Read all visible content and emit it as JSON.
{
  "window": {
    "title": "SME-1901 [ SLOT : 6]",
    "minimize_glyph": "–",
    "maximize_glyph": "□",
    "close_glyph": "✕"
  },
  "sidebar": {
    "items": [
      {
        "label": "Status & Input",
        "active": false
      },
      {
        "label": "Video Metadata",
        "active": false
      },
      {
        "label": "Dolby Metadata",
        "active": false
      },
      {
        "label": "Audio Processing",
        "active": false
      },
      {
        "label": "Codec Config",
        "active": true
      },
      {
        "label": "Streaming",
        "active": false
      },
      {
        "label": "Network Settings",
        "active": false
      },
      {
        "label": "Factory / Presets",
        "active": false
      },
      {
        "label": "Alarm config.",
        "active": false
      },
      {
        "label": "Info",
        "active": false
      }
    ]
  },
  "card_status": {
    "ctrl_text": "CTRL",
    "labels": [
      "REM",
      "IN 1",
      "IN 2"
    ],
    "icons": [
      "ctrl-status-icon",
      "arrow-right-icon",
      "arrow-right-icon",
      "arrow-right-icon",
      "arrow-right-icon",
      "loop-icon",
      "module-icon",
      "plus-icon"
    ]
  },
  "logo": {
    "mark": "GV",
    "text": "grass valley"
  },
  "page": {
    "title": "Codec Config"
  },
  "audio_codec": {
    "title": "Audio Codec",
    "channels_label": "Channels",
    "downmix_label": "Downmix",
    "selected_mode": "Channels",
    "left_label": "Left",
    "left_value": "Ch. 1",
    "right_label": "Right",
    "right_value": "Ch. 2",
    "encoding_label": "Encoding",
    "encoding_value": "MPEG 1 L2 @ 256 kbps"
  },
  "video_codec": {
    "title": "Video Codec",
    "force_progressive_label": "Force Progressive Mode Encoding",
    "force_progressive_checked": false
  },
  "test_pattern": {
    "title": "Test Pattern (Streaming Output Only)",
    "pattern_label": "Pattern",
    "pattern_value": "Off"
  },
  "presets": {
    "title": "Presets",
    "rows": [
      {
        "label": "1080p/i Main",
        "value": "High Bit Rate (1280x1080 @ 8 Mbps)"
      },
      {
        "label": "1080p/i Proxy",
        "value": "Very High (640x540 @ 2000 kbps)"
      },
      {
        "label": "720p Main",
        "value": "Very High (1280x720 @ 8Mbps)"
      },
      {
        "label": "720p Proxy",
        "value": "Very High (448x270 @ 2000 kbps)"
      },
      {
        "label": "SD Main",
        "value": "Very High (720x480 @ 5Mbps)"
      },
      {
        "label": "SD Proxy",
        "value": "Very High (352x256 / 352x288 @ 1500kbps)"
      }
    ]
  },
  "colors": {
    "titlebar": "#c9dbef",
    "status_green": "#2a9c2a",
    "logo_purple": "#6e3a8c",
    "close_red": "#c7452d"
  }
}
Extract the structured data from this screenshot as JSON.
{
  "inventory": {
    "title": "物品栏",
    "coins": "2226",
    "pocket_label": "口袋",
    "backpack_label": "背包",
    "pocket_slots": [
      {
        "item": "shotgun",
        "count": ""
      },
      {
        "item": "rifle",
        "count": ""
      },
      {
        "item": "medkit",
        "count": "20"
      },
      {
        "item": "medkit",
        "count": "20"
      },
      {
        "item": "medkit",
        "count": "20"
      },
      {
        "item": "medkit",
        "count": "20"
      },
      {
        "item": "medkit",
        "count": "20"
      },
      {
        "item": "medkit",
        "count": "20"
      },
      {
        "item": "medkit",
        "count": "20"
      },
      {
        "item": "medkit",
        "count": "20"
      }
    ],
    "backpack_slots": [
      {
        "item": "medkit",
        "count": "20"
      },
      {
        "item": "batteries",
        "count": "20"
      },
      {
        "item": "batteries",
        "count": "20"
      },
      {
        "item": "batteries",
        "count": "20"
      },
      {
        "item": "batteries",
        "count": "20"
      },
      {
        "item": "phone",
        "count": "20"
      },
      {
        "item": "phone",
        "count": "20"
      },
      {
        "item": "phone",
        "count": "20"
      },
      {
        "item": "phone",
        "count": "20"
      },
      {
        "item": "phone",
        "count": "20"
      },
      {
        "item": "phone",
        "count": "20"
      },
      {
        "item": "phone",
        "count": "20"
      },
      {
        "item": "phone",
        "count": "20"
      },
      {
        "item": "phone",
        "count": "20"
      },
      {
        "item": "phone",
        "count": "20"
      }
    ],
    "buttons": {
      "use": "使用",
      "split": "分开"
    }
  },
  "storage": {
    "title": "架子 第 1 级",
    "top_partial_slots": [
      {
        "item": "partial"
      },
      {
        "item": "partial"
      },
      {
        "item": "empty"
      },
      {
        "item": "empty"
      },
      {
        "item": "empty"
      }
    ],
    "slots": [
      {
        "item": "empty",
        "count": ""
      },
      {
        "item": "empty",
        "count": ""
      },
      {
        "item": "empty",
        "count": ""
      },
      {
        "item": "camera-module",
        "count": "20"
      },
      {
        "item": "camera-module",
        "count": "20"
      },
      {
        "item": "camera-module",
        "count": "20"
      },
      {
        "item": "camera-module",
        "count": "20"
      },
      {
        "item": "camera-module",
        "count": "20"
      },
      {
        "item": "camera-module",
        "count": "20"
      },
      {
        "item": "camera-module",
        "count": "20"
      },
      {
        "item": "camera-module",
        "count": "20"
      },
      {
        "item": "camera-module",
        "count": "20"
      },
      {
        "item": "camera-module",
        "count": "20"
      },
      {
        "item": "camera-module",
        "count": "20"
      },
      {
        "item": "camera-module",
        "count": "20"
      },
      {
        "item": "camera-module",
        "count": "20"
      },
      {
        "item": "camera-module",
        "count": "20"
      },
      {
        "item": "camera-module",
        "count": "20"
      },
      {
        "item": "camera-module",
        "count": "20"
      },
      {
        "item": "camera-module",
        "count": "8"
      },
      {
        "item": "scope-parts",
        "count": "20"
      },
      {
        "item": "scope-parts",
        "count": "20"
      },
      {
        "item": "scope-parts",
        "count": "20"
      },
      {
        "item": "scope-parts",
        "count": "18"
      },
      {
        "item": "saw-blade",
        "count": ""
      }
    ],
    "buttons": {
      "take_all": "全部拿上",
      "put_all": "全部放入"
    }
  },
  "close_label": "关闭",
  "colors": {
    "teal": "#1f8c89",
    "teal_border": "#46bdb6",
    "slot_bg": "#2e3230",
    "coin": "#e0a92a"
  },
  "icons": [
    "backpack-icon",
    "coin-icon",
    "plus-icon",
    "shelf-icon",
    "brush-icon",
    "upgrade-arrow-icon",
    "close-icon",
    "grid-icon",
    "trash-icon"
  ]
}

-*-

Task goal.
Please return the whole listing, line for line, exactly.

Your solution.
Read all visible content and emit it as JSON.
{
  "window": {
    "title": "SME-1901 [ SLOT : 6]",
    "minimize_glyph": "–",
    "maximize_glyph": "□",
    "close_glyph": "✕"
  },
  "sidebar": {
    "items": [
      {
        "label": "Status & Input",
        "active": false
      },
      {
        "label": "Video Metadata",
        "active": false
      },
      {
        "label": "Dolby Metadata",
        "active": false
      },
      {
        "label": "Audio Processing",
        "active": false
      },
      {
        "label": "Codec Config",
        "active": true
      },
      {
        "label": "Streaming",
        "active": false
      },
      {
        "label": "Network Settings",
        "active": false
      },
      {
        "label": "Factory / Presets",
        "active": false
      },
      {
        "label": "Alarm config.",
        "active": false
      },
      {
        "label": "Info",
        "active": false
      }
    ]
  },
  "card_status": {
    "ctrl_text": "CTRL",
    "labels": [
      "REM",
      "IN 1",
      "IN 2"
    ],
    "icons": [
      "ctrl-status-icon",
      "arrow-right-icon",
      "arrow-right-icon",
      "arrow-right-icon",
      "arrow-right-icon",
      "loop-icon",
      "module-icon",
      "plus-icon"
    ]
  },
  "logo": {
    "mark": "GV",
    "text": "grass valley"
  },
  "page": {
    "title": "Codec Config"
  },
  "audio_codec": {
    "title": "Audio Codec",
    "channels_label": "Channels",
    "downmix_label": "Downmix",
    "selected_mode": "Channels",
    "left_label": "Left",
    "left_value": "Ch. 1",
    "right_label": "Right",
    "right_value": "Ch. 2",
    "encoding_label": "Encoding",
    "encoding_value": "MPEG 1 L2 @ 256 kbps"
  },
  "video_codec": {
    "title": "Video Codec",
    "force_progressive_label": "Force Progressive Mode Encoding",
    "force_progressive_checked": false
  },
  "test_pattern": {
    "title": "Test Pattern (Streaming Output Only)",
    "pattern_label": "Pattern",
    "pattern_value": "Off"
  },
  "presets": {
    "title": "Presets",
    "rows": [
      {
        "label": "1080p/i Main",
        "value": "High Bit Rate (1280x1080 @ 8 Mbps)"
      },
      {
        "label": "1080p/i Proxy",
        "value": "Very High (640x540 @ 2000 kbps)"
      },
      {
        "label": "720p Main",
        "value": "Very High (1280x720 @ 8Mbps)"
      },
      {
        "label": "720p Proxy",
        "value": "Very High (448x270 @ 2000 kbps)"
      },
      {
        "label": "SD Main",
        "value": "Very High (720x480 @ 5Mbps)"
      },
      {
        "label": "SD Proxy",
        "value": "Very High (352x256 / 352x288 @ 1500kbps)"
      }
    ]
  },
  "colors": {
    "titlebar": "#c9dbef",
    "status_green": "#2a9c2a",
    "logo_purple": "#6e3a8c",
    "close_red": "#c7452d"
  }
}
Extract the structured data from this screenshot as JSON.
{
  "inventory": {
    "title": "物品栏",
    "coins": "2226",
    "pocket_label": "口袋",
    "backpack_label": "背包",
    "pocket_slots": [
      {
        "item": "shotgun",
        "count": ""
      },
      {
        "item": "rifle",
        "count": ""
      },
      {
        "item": "medkit",
        "count": "20"
      },
      {
        "item": "medkit",
        "count": "20"
      },
      {
        "item": "medkit",
        "count": "20"
      },
      {
        "item": "medkit",
        "count": "20"
      },
      {
        "item": "medkit",
        "count": "20"
      },
      {
        "item": "medkit",
        "count": "20"
      },
      {
        "item": "medkit",
        "count": "20"
      },
      {
        "item": "medkit",
        "count": "20"
      }
    ],
    "backpack_slots": [
      {
        "item": "medkit",
        "count": "20"
      },
      {
        "item": "batteries",
        "count": "20"
      },
      {
        "item": "batteries",
        "count": "20"
      },
      {
        "item": "batteries",
        "count": "20"
      },
      {
        "item": "batteries",
        "count": "20"
      },
      {
        "item": "phone",
        "count": "20"
      },
      {
        "item": "phone",
        "count": "20"
      },
      {
        "item": "phone",
        "count": "20"
      },
      {
        "item": "phone",
        "count": "20"
      },
      {
        "item": "phone",
        "count": "20"
      },
      {
        "item": "phone",
        "count": "20"
      },
      {
        "item": "phone",
        "count": "20"
      },
      {
        "item": "phone",
        "count": "20"
      },
      {
        "item": "phone",
        "count": "20"
      },
      {
        "item": "phone",
        "count": "20"
      }
    ],
    "buttons": {
      "use": "使用",
      "split": "分开"
    }
  },
  "storage": {
    "title": "架子 第 1 级",
    "top_partial_slots": [
      {
        "item": "partial"
      },
      {
        "item": "partial"
      },
      {
        "item": "empty"
      },
      {
        "item": "empty"
      },
      {
        "item": "empty"
      }
    ],
    "slots": [
      {
        "item": "empty",
        "count": ""
      },
      {
        "item": "empty",
        "count": ""
      },
      {
        "item": "empty",
        "count": ""
      },
      {
        "item": "camera-module",
        "count": "20"
      },
      {
        "item": "camera-module",
        "count": "20"
      },
      {
        "item": "camera-module",
        "count": "20"
      },
      {
        "item": "camera-module",
        "count": "20"
      },
      {
        "item": "camera-module",
        "count": "20"
      },
      {
        "item": "camera-module",
        "count": "20"
      },
      {
        "item": "camera-module",
        "count": "20"
      },
      {
        "item": "camera-module",
        "count": "20"
      },
      {
        "item": "camera-module",
        "count": "20"
      },
      {
        "item": "camera-module",
        "count": "20"
      },
      {
        "item": "camera-module",
        "count": "20"
      },
      {
        "item": "camera-module",
        "count": "20"
      },
      {
        "item": "camera-module",
        "count": "20"
      },
      {
        "item": "camera-module",
        "count": "20"
      },
      {
        "item": "camera-module",
        "count": "20"
      },
      {
        "item": "camera-module",
        "count": "20"
      },
      {
        "item": "camera-module",
        "count": "8"
      },
      {
        "item": "scope-parts",
        "count": "20"
      },
      {
        "item": "scope-parts",
        "count": "20"
      },
      {
        "item": "scope-parts",
        "count": "20"
      },
      {
        "item": "scope-parts",
        "count": "18"
      },
      {
        "item": "saw-blade",
        "count": ""
      }
    ],
    "buttons": {
      "take_all": "全部拿上",
      "put_all": "全部放入"
    }
  },
  "close_label": "关闭",
  "colors": {
    "teal": "#1f8c89",
    "teal_border": "#46bdb6",
    "slot_bg": "#2e3230",
    "coin": "#e0a92a"
  },
  "icons": [
    "backpack-icon",
    "coin-icon",
    "plus-icon",
    "shelf-icon",
    "brush-icon",
    "upgrade-arrow-icon",
    "close-icon",
    "grid-icon",
    "trash-icon"
  ]
}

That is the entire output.